Hey everyone, this is Christian Feliciano, a College Apps Academy Instructor at Reality Changers, and I am happy to share with you all Factors to Consider When Applying to College.
I considered two factors when creating my college list during my senior year of high school. However, in retrospect (after my college experience), there were two additional factors I wish I had considered. I’ve included all four factors in this list for you.
1. AVERAGE ADMITTED STUDENT PROFILE
When I developed my college list, I prioritized the average admitted student profile of universities. As a high school senior, I considered myself a moderately above average applicant—my weighted GPA hovered around 4.25, I passed my AP exams with 4s and 5s, but only had an SAT score of 1780 (out of 2400) and only a few extracurricular activities. With my “student profile” in mind, I had to look at a university’s admission rate and their average student profiles to see which schools would be a reach school (grades and test scores of admitted students higher than mine), a 50/50 school (grades and test scores of admitted students similar to mine), and a safety school (my grades and test scores higher than admitted students).
As a result, my college application list developed as follows:
- Reach: UCLA, UC Berkeley
- 50/50: UC San Diego
- Safety: UC Davis, UC Irvine, San Diego State University
After receiving college acceptances, I kept location in mind during my decision-making process. Now, when I say location, I don’t mean geographical highlights like having a beach nearby. For me, location was important because I needed to be far away enough from home and outside my comfort zone, but close enough to come back at a moment’s notice if my family needed me when the going gets tough. As a student hailing from Paradise Hills in San Diego, that meant a school like San Diego State University was too close to home. However, that meant schools like UC Berkeley, UCLA, and UC Davis were out of the picture for me.
This left me with two colleges to choose from after receiving their acceptances:
- UC San Diego and UC Irvine
UC Irvine was only an hour and a half away from home, but something told me that even that distance was too far for me to be disconnected from my family. With this in mind, I had to take UC Irvine off my college choices.
UC San Diego in La Jolla (about a 35 minute drive from my neighborhood) felt far enough away from home for me to feel like my family wasn’t just “down the street from me,” but close enough for me to come back in times of family crisis.
The above two factors helped me narrow down my options, eventually submitting my Statement of Intent to Register (SIR) to UC San Diego and later receiving a Bachelor’s of Science in Chemistry from the university.
However, there are two other factors I wish I would have kept in mind during my college application process: Retention Rate and Graduation Rate.
3. RETENTION RATE

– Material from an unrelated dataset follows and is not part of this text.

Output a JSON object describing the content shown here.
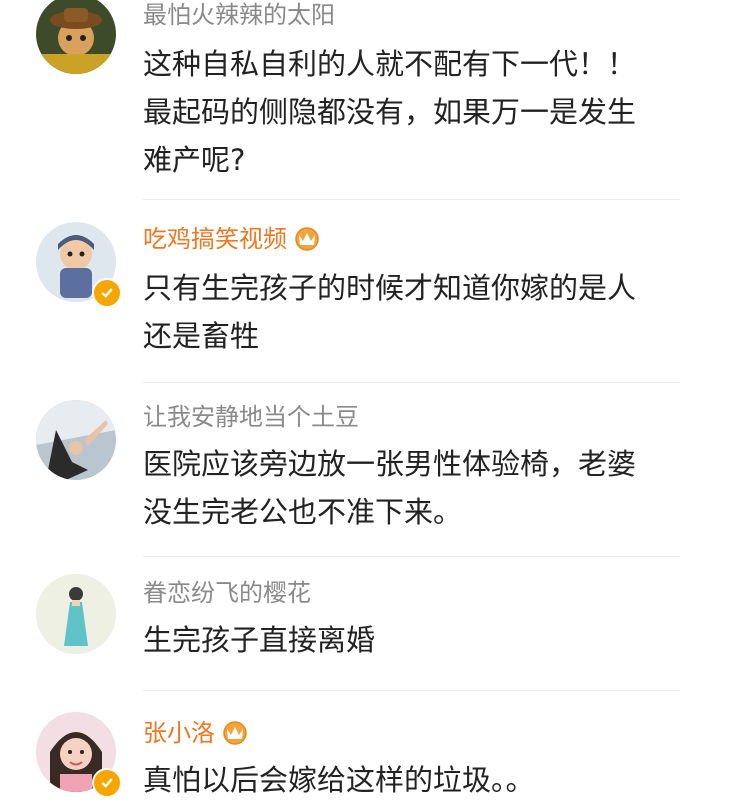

Something I got hit hard with when entering college not only as a first-year student, but as a first-generation low-income student was the difficulty of navigating the transition into higher education. To put it simply, I struggled severely and barely made it through my first-year of college in both the academic and socioemotional sense.

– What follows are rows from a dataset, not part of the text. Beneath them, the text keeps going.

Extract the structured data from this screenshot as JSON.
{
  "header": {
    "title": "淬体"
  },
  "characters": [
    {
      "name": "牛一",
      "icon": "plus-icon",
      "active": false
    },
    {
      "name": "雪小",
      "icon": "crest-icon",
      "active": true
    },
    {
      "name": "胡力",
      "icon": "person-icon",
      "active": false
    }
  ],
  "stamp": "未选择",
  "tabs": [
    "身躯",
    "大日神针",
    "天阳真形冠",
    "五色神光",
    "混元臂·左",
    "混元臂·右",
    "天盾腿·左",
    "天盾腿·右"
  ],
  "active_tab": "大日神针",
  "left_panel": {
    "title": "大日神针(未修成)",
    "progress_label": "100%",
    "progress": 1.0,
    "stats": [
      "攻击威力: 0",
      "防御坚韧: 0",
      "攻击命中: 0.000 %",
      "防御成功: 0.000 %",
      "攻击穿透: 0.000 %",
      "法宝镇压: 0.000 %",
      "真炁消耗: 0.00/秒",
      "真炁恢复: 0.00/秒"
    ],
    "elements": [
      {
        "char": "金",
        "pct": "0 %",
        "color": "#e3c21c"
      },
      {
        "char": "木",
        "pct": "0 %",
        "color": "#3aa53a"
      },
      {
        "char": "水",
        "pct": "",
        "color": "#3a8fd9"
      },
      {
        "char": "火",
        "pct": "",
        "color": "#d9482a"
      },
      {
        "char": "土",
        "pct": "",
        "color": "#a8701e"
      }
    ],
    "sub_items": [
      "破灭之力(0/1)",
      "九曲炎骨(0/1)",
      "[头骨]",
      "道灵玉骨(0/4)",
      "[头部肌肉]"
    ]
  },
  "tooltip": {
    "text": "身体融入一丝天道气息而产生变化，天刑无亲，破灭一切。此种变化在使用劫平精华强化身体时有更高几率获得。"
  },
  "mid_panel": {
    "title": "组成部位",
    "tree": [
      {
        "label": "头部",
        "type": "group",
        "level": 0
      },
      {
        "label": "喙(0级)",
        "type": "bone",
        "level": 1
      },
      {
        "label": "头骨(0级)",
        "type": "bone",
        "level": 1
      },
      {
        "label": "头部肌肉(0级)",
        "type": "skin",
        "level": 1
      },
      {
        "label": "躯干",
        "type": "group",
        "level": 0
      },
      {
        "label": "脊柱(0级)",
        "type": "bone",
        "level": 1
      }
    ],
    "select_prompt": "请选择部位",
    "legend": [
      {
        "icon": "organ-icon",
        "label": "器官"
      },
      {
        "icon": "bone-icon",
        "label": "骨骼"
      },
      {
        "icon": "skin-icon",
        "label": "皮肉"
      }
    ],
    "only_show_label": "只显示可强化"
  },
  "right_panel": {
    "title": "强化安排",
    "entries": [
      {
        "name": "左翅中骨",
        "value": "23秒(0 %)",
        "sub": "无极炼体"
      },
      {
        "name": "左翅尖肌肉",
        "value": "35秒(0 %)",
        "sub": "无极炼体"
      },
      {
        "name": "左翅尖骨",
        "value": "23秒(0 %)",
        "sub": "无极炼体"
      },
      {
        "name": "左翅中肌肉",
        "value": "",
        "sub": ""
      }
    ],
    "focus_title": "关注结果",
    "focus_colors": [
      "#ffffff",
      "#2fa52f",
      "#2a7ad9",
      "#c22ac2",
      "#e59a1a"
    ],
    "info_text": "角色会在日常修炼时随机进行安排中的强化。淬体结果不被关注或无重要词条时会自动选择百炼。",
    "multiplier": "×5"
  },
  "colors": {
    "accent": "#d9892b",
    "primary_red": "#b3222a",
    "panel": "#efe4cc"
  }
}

This is important for me to bring up because many students face different and unique challenges during their first year of college. What really grounded me during my first year were academic support programs and mentorship-based communities that helped me find my way during college.

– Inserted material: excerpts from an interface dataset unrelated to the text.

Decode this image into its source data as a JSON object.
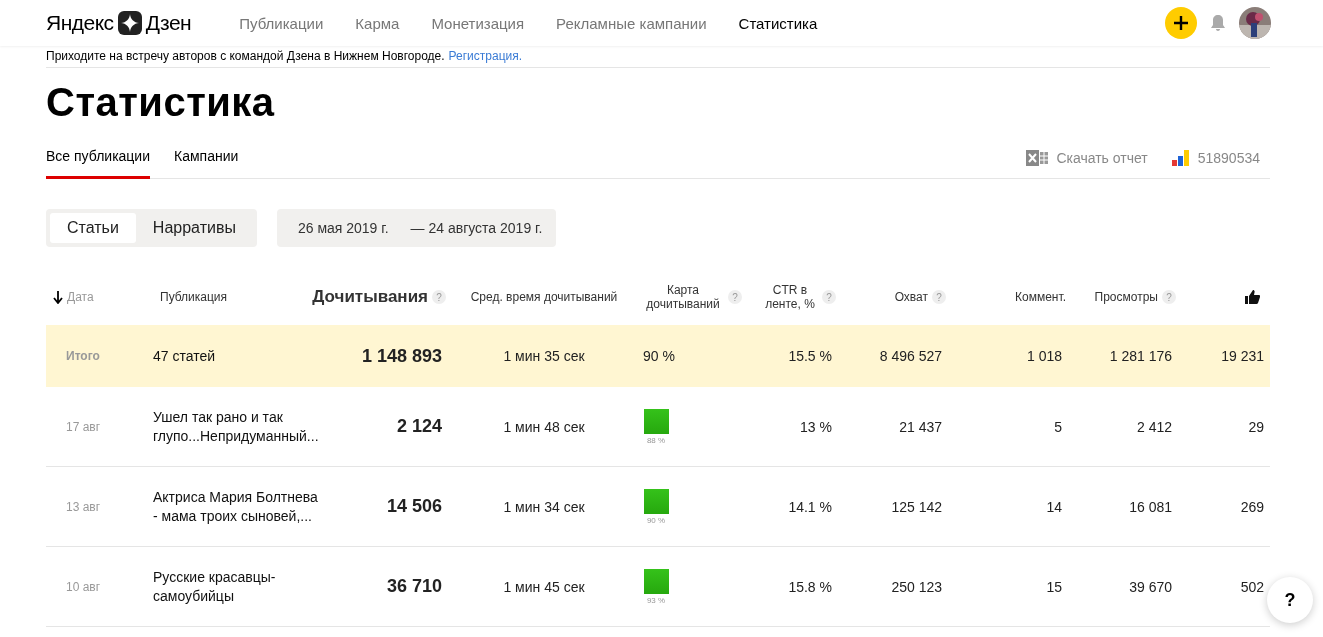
{
  "header": {
    "logo_left": "Яндекс",
    "logo_right": "Дзен",
    "nav": [
      {
        "label": "Публикации",
        "selected": false
      },
      {
        "label": "Карма",
        "selected": false
      },
      {
        "label": "Монетизация",
        "selected": false
      },
      {
        "label": "Рекламные кампании",
        "selected": false
      },
      {
        "label": "Статистика",
        "selected": true
      }
    ]
  },
  "banner": {
    "text": "Приходите на встречу авторов с командой Дзена в Нижнем Новгороде.",
    "link": "Регистрация."
  },
  "title": "Статистика",
  "tabs": [
    {
      "label": "Все публикации",
      "selected": true
    },
    {
      "label": "Кампании",
      "selected": false
    }
  ],
  "download": "Скачать отчет",
  "counter": "51890534",
  "segments": [
    {
      "label": "Статьи",
      "selected": true
    },
    {
      "label": "Нарративы",
      "selected": false
    }
  ],
  "date_range": {
    "from": "26 мая 2019 г.",
    "separator": "—",
    "to": "24 августа 2019 г."
  },
  "table": {
    "columns": [
      {
        "label": "Дата",
        "kind": "sorted"
      },
      {
        "label": "Публикация",
        "kind": "plain"
      },
      {
        "label": "Дочитывания",
        "kind": "large",
        "help": "?"
      },
      {
        "label": "Сред. время дочитываний",
        "kind": "plain"
      },
      {
        "label": "Карта дочитываний",
        "kind": "plain",
        "help": "?"
      },
      {
        "label": "CTR в ленте, %",
        "kind": "plain",
        "help": "?"
      },
      {
        "label": "Охват",
        "kind": "plain",
        "help": "?"
      },
      {
        "label": "Коммент.",
        "kind": "plain"
      },
      {
        "label": "Просмотры",
        "kind": "plain",
        "help": "?"
      },
      {
        "kind": "likes"
      }
    ],
    "total": {
      "label": "Итого",
      "publication": "47 статей",
      "reads": "1 148 893",
      "avg_time": "1 мин 35 сек",
      "map": "90 %",
      "ctr": "15.5 %",
      "reach": "8 496 527",
      "comments": "1 018",
      "views": "1 281 176",
      "likes": "19 231"
    },
    "rows": [
      {
        "date": "17 авг",
        "publication": "Ушел так рано и так глупо...Непридуманный...",
        "reads": "2 124",
        "avg_time": "1 мин 48 сек",
        "map": "88 %",
        "ctr": "13 %",
        "reach": "21 437",
        "comments": "5",
        "views": "2 412",
        "likes": "29"
      },
      {
        "date": "13 авг",
        "publication": "Актриса Мария Болтнева - мама троих сыновей,...",
        "reads": "14 506",
        "avg_time": "1 мин 34 сек",
        "map": "90 %",
        "ctr": "14.1 %",
        "reach": "125 142",
        "comments": "14",
        "views": "16 081",
        "likes": "269"
      },
      {
        "date": "10 авг",
        "publication": "Русские красавцы-самоубийцы",
        "reads": "36 710",
        "avg_time": "1 мин 45 сек",
        "map": "93 %",
        "ctr": "15.8 %",
        "reach": "250 123",
        "comments": "15",
        "views": "39 670",
        "likes": "502"
      }
    ]
  },
  "help_button": "?"
}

Interestingly enough, something I have found after going through the process of higher education is that retention rate (specifically from first-year to second year) of undergraduates usually reflects a university’s commitment to retaining their students. How exactly is this reflected? In my experience, it is through their initiatives to address the needs of first-year students as they transition into university (usually through academic support programs and mentorship-based communities).
Shoutout to OASIS and the Summer Bridge Program at UC San Diego.
4. GRADUATION RATE
Similar to how a university’s retention rate reflects their commitment to retaining their students, I firmly believe a university’s graduation rate reflects an institution’s commitment to graduating their students as well. College for me was where I experienced holistic growth—personal, professional, academic, and even socio-emotional. These are all due to the initiatives I sought out throughout my time as an undergraduate (specifically through student support service programs like OASIS Summer Bridge and the NASPA Undergraduate Fellowship Program) to enhance my overall experience in college. Had these not been offered to me throughout my time in college, I would not have been motivated to graduate for any reason other than to obtain a degree from an accredited university.
Such initiatives are what I believe to be the reflection of a university’s commitment to graduate their students – that which stems from the underlying goal of enhancing and empowering the undergraduate experience towards graduation.
Hope you find these tips helpful during your journey!